After raising a staggering £1,917 ($3,000) the first time it appeared at auction, another piece of cake from the iconic wedding of the Duke and Duchess of Cambridge is set to go under the hammer.
The boxed fruit cake, supplied to online auction house PFC Auctions by an anonymous seller, was among 650 pieces of wedding cake given to guests at the afternoon reception of the royal wedding held at Buckingham Palace last April.
The cake, designed by Fiona Cairnes, comes in a presentation tin commissioned and designed by Peter Windett and Sally Mangum.

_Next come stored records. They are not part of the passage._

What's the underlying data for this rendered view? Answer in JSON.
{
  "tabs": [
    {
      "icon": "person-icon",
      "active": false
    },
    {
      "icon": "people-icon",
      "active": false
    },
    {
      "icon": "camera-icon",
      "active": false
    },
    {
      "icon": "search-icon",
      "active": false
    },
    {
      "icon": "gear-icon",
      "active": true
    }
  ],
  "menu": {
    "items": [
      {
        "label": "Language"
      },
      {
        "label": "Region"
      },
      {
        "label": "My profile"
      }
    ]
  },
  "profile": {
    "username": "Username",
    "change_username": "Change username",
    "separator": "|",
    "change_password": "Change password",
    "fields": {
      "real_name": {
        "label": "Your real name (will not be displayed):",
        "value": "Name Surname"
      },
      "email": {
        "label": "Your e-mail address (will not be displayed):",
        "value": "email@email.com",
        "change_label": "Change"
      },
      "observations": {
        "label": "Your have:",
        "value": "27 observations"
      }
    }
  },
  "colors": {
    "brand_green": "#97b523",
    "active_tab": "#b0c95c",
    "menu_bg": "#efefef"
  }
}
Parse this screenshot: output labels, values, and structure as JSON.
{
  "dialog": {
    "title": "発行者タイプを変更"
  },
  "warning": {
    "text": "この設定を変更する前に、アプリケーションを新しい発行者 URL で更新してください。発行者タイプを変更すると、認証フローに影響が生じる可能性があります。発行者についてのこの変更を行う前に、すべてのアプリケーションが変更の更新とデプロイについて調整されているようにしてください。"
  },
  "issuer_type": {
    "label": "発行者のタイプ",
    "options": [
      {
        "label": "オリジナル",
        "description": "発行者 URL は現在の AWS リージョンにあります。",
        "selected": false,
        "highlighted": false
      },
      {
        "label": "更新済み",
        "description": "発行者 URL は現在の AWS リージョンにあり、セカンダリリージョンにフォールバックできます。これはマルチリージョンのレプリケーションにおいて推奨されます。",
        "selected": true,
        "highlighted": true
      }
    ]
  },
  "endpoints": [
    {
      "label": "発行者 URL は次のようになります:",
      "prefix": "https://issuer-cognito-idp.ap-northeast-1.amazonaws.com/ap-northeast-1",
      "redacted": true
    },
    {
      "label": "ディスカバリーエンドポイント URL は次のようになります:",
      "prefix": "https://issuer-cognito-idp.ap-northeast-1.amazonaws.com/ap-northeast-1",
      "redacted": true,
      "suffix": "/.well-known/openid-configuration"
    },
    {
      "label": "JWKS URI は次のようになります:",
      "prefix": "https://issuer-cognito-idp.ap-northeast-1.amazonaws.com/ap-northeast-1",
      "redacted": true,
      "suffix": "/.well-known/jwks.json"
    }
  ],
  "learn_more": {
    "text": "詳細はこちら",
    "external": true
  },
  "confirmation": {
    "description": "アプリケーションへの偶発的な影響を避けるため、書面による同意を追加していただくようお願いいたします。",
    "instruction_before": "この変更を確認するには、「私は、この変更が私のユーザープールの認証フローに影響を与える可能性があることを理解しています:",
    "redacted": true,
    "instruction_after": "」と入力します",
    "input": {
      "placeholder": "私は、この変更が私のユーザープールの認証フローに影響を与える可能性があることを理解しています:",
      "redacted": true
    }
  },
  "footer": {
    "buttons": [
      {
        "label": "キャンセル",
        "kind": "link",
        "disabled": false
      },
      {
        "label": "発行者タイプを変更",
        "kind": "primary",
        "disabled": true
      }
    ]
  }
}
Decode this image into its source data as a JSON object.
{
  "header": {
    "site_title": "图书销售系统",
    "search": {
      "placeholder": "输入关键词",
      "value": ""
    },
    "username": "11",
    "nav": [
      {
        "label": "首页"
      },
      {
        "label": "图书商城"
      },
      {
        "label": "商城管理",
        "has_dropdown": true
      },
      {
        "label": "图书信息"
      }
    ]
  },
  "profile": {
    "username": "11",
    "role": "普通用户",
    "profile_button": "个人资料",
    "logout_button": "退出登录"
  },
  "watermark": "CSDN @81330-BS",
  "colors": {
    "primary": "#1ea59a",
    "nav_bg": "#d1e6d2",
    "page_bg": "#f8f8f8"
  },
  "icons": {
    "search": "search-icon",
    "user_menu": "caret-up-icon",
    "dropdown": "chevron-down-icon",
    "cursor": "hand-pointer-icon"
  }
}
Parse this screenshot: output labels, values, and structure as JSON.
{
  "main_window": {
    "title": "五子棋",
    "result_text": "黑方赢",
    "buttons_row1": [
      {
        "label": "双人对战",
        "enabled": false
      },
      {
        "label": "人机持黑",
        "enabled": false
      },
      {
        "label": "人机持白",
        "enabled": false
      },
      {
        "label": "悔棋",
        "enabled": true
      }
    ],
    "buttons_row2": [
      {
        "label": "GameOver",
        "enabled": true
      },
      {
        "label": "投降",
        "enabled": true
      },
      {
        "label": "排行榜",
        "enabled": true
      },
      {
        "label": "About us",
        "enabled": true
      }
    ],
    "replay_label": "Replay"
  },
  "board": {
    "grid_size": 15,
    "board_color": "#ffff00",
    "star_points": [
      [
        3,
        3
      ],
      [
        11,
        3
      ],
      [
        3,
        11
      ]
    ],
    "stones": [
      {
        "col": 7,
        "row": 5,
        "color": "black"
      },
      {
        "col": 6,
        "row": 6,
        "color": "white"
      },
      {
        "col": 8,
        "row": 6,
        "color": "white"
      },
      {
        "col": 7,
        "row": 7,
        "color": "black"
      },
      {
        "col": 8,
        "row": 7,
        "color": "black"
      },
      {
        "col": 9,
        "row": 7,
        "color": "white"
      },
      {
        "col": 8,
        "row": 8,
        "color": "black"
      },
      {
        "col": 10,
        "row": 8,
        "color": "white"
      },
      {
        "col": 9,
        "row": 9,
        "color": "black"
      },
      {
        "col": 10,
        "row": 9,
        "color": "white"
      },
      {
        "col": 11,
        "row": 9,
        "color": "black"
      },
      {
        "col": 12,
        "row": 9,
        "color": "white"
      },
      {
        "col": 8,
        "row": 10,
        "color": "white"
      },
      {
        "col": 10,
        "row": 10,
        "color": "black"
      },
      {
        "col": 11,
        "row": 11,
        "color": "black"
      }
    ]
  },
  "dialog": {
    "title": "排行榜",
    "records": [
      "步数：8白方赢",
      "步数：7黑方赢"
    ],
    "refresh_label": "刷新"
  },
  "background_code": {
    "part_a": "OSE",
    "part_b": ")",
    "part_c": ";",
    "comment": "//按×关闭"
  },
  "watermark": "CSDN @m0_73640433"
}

Three other slices of royal wedding cake are also set to be sold that the same auction – a piece of the Royal wedding cake from the 1981 marriage of Prince Charles and Lady Diana Spencer, one from the wedding of Prince Andrew and Sarah Ferguson in 1986 and a slice of the original wedding cake from the marriage of Princess Anne and Captain Mark Phillips on 14 November 1973.
All pieces of cake are reported to be incredibly well preserved.
“These slices of cake are some of the most personal items of royal memorabilia on the market.
“They offer collectors and Royal enthusiasts the chance to own a highly exclusive item from some of the most celebrated weddings in history.”
“There is a vast community of Royal collectors not just in the UK, but around the globe and as such we anticipate worldwide interest in the cake,” said a spokesperson for PFC Auctions.
The demand for Royal memorabilia is reflected in the prices these items tend to bring at auction.
The last piece of Charles & Diana’s cake sold at PFC Auctions of £1,756 ($2,750) in May 2012.
It surpassed the previous record of £1,000 ($1,570), set in August 2008 – corresponding to a 16.20 pa increase.
And it’s not just the cakes that are performing well.
According to the auction house, signed photos of Princess Diana increased in value by 616% between 2000 and 2012.